DATA SUPPLIED |
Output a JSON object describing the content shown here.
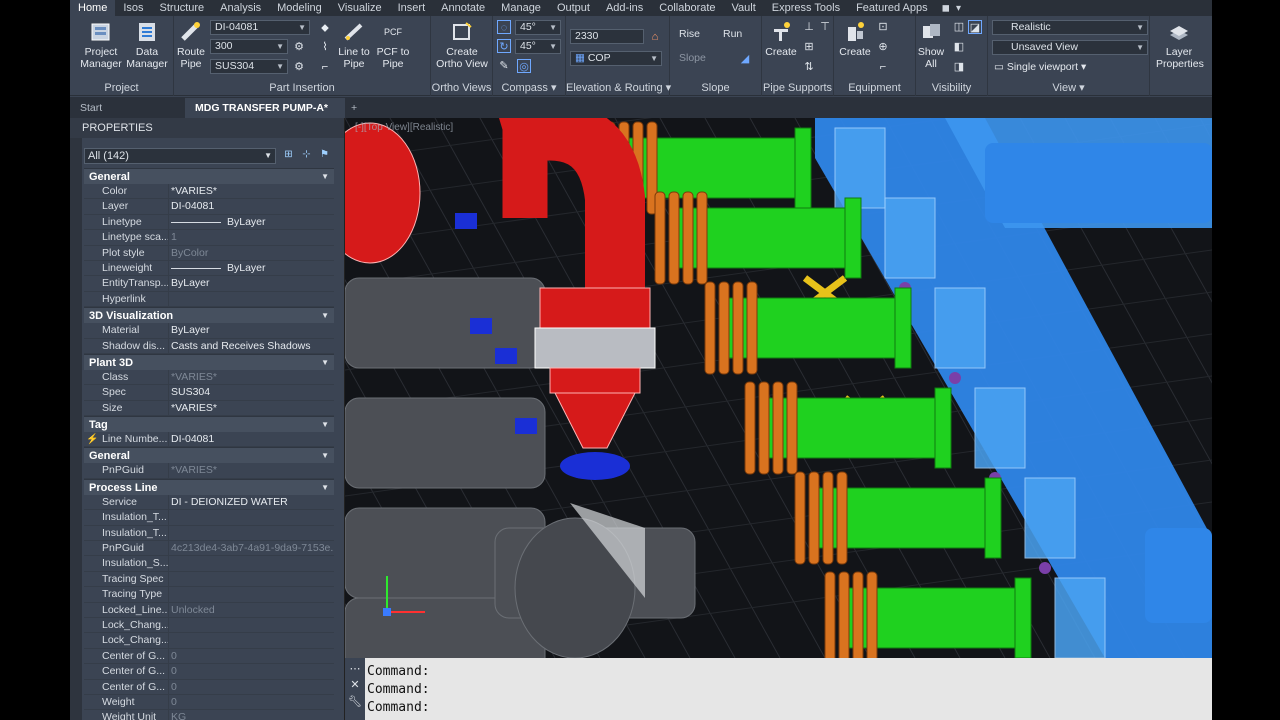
{
  "ribbon_tabs": [
    "Home",
    "Isos",
    "Structure",
    "Analysis",
    "Modeling",
    "Visualize",
    "Insert",
    "Annotate",
    "Manage",
    "Output",
    "Add-ins",
    "Collaborate",
    "Vault",
    "Express Tools",
    "Featured Apps"
  ],
  "project": {
    "project_manager": "Project Manager",
    "data_manager": "Data Manager",
    "title": "Project"
  },
  "part_insertion": {
    "route_pipe": "Route Pipe",
    "line_value": "DI-04081",
    "size_value": "300",
    "spec_value": "SUS304",
    "line_to_pipe": "Line to Pipe",
    "pcf_to_pipe": "PCF to Pipe",
    "pcf_label": "PCF",
    "title": "Part Insertion"
  },
  "ortho": {
    "create": "Create Ortho View",
    "title": "Ortho Views"
  },
  "compass": {
    "angle1": "45°",
    "angle2": "45°",
    "title": "Compass"
  },
  "elevation": {
    "value": "2330",
    "cop": "COP",
    "title": "Elevation & Routing"
  },
  "slope": {
    "rise": "Rise",
    "run": "Run",
    "slope": "Slope",
    "title": "Slope"
  },
  "pipe_supports": {
    "create": "Create",
    "title": "Pipe Supports"
  },
  "equipment": {
    "create": "Create",
    "title": "Equipment"
  },
  "visibility": {
    "show_all": "Show All",
    "title": "Visibility"
  },
  "view": {
    "visual_style": "Realistic",
    "named_view": "Unsaved View",
    "viewport": "Single viewport",
    "title": "View"
  },
  "layer": {
    "props": "Layer Properties"
  },
  "doc_tabs": {
    "start": "Start",
    "active": "MDG TRANSFER PUMP-A*",
    "plus": "+"
  },
  "properties": {
    "header": "PROPERTIES",
    "selection": "All (142)",
    "sections": [
      {
        "title": "General",
        "rows": [
          {
            "k": "Color",
            "v": "*VARIES*"
          },
          {
            "k": "Layer",
            "v": "DI-04081"
          },
          {
            "k": "Linetype",
            "v": "ByLayer",
            "line": true
          },
          {
            "k": "Linetype sca...",
            "v": "1",
            "dim": true
          },
          {
            "k": "Plot style",
            "v": "ByColor",
            "dim": true
          },
          {
            "k": "Lineweight",
            "v": "ByLayer",
            "line": true
          },
          {
            "k": "EntityTransp...",
            "v": "ByLayer"
          },
          {
            "k": "Hyperlink",
            "v": ""
          }
        ]
      },
      {
        "title": "3D Visualization",
        "rows": [
          {
            "k": "Material",
            "v": "ByLayer"
          },
          {
            "k": "Shadow dis...",
            "v": "Casts and Receives Shadows"
          }
        ]
      },
      {
        "title": "Plant 3D",
        "rows": [
          {
            "k": "Class",
            "v": "*VARIES*",
            "dim": true
          },
          {
            "k": "Spec",
            "v": "SUS304"
          },
          {
            "k": "Size",
            "v": "*VARIES*"
          }
        ]
      },
      {
        "title": "Tag",
        "rows": [
          {
            "k": "Line Numbe...",
            "v": "DI-04081",
            "bolt": true
          }
        ]
      },
      {
        "title": "General",
        "rows": [
          {
            "k": "PnPGuid",
            "v": "*VARIES*",
            "dim": true
          }
        ]
      },
      {
        "title": "Process Line",
        "rows": [
          {
            "k": "Service",
            "v": "DI - DEIONIZED WATER"
          },
          {
            "k": "Insulation_T...",
            "v": ""
          },
          {
            "k": "Insulation_T...",
            "v": ""
          },
          {
            "k": "PnPGuid",
            "v": "4c213de4-3ab7-4a91-9da9-7153e...",
            "dim": true
          },
          {
            "k": "Insulation_S...",
            "v": ""
          },
          {
            "k": "Tracing Spec",
            "v": ""
          },
          {
            "k": "Tracing Type",
            "v": ""
          },
          {
            "k": "Locked_Line...",
            "v": "Unlocked",
            "dim": true
          },
          {
            "k": "Lock_Chang...",
            "v": ""
          },
          {
            "k": "Lock_Chang...",
            "v": ""
          },
          {
            "k": "Center of G...",
            "v": "0",
            "dim": true
          },
          {
            "k": "Center of G...",
            "v": "0",
            "dim": true
          },
          {
            "k": "Center of G...",
            "v": "0",
            "dim": true
          },
          {
            "k": "Weight",
            "v": "0",
            "dim": true
          },
          {
            "k": "Weight Unit",
            "v": "KG",
            "dim": true
          }
        ]
      }
    ]
  },
  "viewport_label": "[-][Top View][Realistic]",
  "command": {
    "lines": [
      "Command:",
      "Command:",
      "Command:"
    ]
  },
  "colors": {
    "pipe_red": "#d61a1a",
    "pipe_green": "#1fd11f",
    "flange_orange": "#d9731f",
    "header_blue": "#2f86e8",
    "support_yellow": "#e8c21a",
    "valve_blue": "#1a2fd6",
    "pump_gray": "#4c4f55"
  }
}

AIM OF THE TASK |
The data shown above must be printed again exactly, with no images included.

EXERCISE RESULT |
Output a JSON object describing the content shown here.
{
  "ribbon_tabs": [
    "Home",
    "Isos",
    "Structure",
    "Analysis",
    "Modeling",
    "Visualize",
    "Insert",
    "Annotate",
    "Manage",
    "Output",
    "Add-ins",
    "Collaborate",
    "Vault",
    "Express Tools",
    "Featured Apps"
  ],
  "project": {
    "project_manager": "Project Manager",
    "data_manager": "Data Manager",
    "title": "Project"
  },
  "part_insertion": {
    "route_pipe": "Route Pipe",
    "line_value": "DI-04081",
    "size_value": "300",
    "spec_value": "SUS304",
    "line_to_pipe": "Line to Pipe",
    "pcf_to_pipe": "PCF to Pipe",
    "pcf_label": "PCF",
    "title": "Part Insertion"
  },
  "ortho": {
    "create": "Create Ortho View",
    "title": "Ortho Views"
  },
  "compass": {
    "angle1": "45°",
    "angle2": "45°",
    "title": "Compass"
  },
  "elevation": {
    "value": "2330",
    "cop": "COP",
    "title": "Elevation & Routing"
  },
  "slope": {
    "rise": "Rise",
    "run": "Run",
    "slope": "Slope",
    "title": "Slope"
  },
  "pipe_supports": {
    "create": "Create",
    "title": "Pipe Supports"
  },
  "equipment": {
    "create": "Create",
    "title": "Equipment"
  },
  "visibility": {
    "show_all": "Show All",
    "title": "Visibility"
  },
  "view": {
    "visual_style": "Realistic",
    "named_view": "Unsaved View",
    "viewport": "Single viewport",
    "title": "View"
  },
  "layer": {
    "props": "Layer Properties"
  },
  "doc_tabs": {
    "start": "Start",
    "active": "MDG TRANSFER PUMP-A*",
    "plus": "+"
  },
  "properties": {
    "header": "PROPERTIES",
    "selection": "All (142)",
    "sections": [
      {
        "title": "General",
        "rows": [
          {
            "k": "Color",
            "v": "*VARIES*"
          },
          {
            "k": "Layer",
            "v": "DI-04081"
          },
          {
            "k": "Linetype",
            "v": "ByLayer",
            "line": true
          },
          {
            "k": "Linetype sca...",
            "v": "1",
            "dim": true
          },
          {
            "k": "Plot style",
            "v": "ByColor",
            "dim": true
          },
          {
            "k": "Lineweight",
            "v": "ByLayer",
            "line": true
          },
          {
            "k": "EntityTransp...",
            "v": "ByLayer"
          },
          {
            "k": "Hyperlink",
            "v": ""
          }
        ]
      },
      {
        "title": "3D Visualization",
        "rows": [
          {
            "k": "Material",
            "v": "ByLayer"
          },
          {
            "k": "Shadow dis...",
            "v": "Casts and Receives Shadows"
          }
        ]
      },
      {
        "title": "Plant 3D",
        "rows": [
          {
            "k": "Class",
            "v": "*VARIES*",
            "dim": true
          },
          {
            "k": "Spec",
            "v": "SUS304"
          },
          {
            "k": "Size",
            "v": "*VARIES*"
          }
        ]
      },
      {
        "title": "Tag",
        "rows": [
          {
            "k": "Line Numbe...",
            "v": "DI-04081",
            "bolt": true
          }
        ]
      },
      {
        "title": "General",
        "rows": [
          {
            "k": "PnPGuid",
            "v": "*VARIES*",
            "dim": true
          }
        ]
      },
      {
        "title": "Process Line",
        "rows": [
          {
            "k": "Service",
            "v": "DI - DEIONIZED WATER"
          },
          {
            "k": "Insulation_T...",
            "v": ""
          },
          {
            "k": "Insulation_T...",
            "v": ""
          },
          {
            "k": "PnPGuid",
            "v": "4c213de4-3ab7-4a91-9da9-7153e...",
            "dim": true
          },
          {
            "k": "Insulation_S...",
            "v": ""
          },
          {
            "k": "Tracing Spec",
            "v": ""
          },
          {
            "k": "Tracing Type",
            "v": ""
          },
          {
            "k": "Locked_Line...",
            "v": "Unlocked",
            "dim": true
          },
          {
            "k": "Lock_Chang...",
            "v": ""
          },
          {
            "k": "Lock_Chang...",
            "v": ""
          },
          {
            "k": "Center of G...",
            "v": "0",
            "dim": true
          },
          {
            "k": "Center of G...",
            "v": "0",
            "dim": true
          },
          {
            "k": "Center of G...",
            "v": "0",
            "dim": true
          },
          {
            "k": "Weight",
            "v": "0",
            "dim": true
          },
          {
            "k": "Weight Unit",
            "v": "KG",
            "dim": true
          }
        ]
      }
    ]
  },
  "viewport_label": "[-][Top View][Realistic]",
  "command": {
    "lines": [
      "Command:",
      "Command:",
      "Command:"
    ]
  },
  "colors": {
    "pipe_red": "#d61a1a",
    "pipe_green": "#1fd11f",
    "flange_orange": "#d9731f",
    "header_blue": "#2f86e8",
    "support_yellow": "#e8c21a",
    "valve_blue": "#1a2fd6",
    "pump_gray": "#4c4f55"
  }
}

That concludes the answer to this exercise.